Other developments for Manu in the busy year of 2011 included the release of his first book, “Manu’s French Kitchen”; his second Penguin Book, “Manu’s French Bistro”, followed just a year later. In 2011 he also won Chef of the Year at GQ’s annual Men of the Year Awards and toured around the nation with the Good Food & Wine Show.
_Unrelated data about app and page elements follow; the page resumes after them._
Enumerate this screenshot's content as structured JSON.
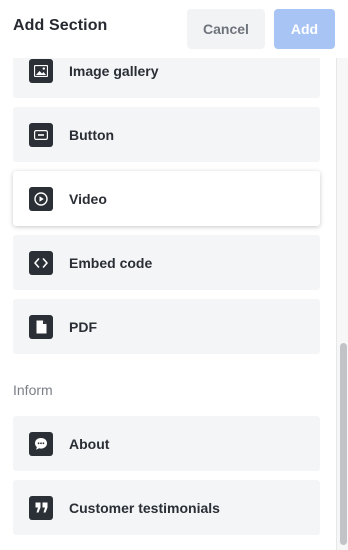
{
  "header": {
    "title": "Add Section",
    "cancel_label": "Cancel",
    "add_label": "Add"
  },
  "items_group_1": [
    {
      "label": "Image gallery",
      "icon": "image-icon"
    },
    {
      "label": "Button",
      "icon": "button-icon"
    },
    {
      "label": "Video",
      "icon": "play-icon",
      "selected": true
    },
    {
      "label": "Embed code",
      "icon": "code-icon"
    },
    {
      "label": "PDF",
      "icon": "document-icon"
    }
  ],
  "section_inform": {
    "label": "Inform",
    "items": [
      {
        "label": "About",
        "icon": "chat-bubble-icon"
      },
      {
        "label": "Customer testimonials",
        "icon": "quote-icon"
      }
    ]
  },
  "colors": {
    "primary_disabled": "#a8c4f4",
    "item_background": "#f4f5f7",
    "icon_background": "#2b2f36"
  }
}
Between running his restaurant, filming, and writing books or magazine articles, Manu spends his time with proud young school-aged son, Jonti, in shared custody with his ex-wife.
Chef’s Story: French chef Manu Feildel now calls Australia home, a story that begins in the late 90’s. After 6 months at Toofey’s in Melbourne, he moved to Sydney in 1999 and was given the opportunity to open the kitchen at Hugo’s Lounge in Kings Cross where he first met Pete Evans, with whom he co-hosts MKR. From there he moved to hatted Restaurant VII, offering fusion French and Japanese cuisine.
Following that, Tony Bilson approached Manu to open his next kitchen venture with Radisson; that was in 2004 and Manu remained at Bilsons at the Radisson for six years, bringing it to 3 chef hat status with his contemporary French cuisine. By 2010 Manu had stepped out of Bilsons and opened his own French restaurant, L’etoile in Paddington; he remains co-owner and executive chef of this successful restaurant to this day.
Before landing on Australian soil, Manu honed his skills in London where he worked his way up at Livebait in Waterloo before moving to the Covent Garden location. After he became head chef, Livebait was nominated as 1998’s best seafood restaurant in the UK – following that success Manu made his big move down under.
Have you always wanted to be a chef?
I’ve been a chef now for over 22 years, though by now it feels longer. It is really my passion. As a teenager I took two years of “Circus School” then at 15 went to work at my dad’s restaurant in Saint-Nazaire on France’s Atlantic coast where I was eventually on my own behind the kitchen burners at night.
Filled with enthusiasm, I enrolled in the French equivalent of TAFE and moved to Rotisserie du Palais; in my second year we worked through the complete works of the French master chef Escoffier leading up to graduation. Upon completing my apprenticeship I travelled and began working in a famous kitchen brigade of 30 chefs at Oscar Wilde’s favourite watering hole, the historic Café Royal in London.
Adapted from "Manu's French Bistro" (2012) and "Manu's French Kitchen" (2011), published by Penguin Australia.
Read our exclusive Interview with Manu Feildel in the AGFG blog.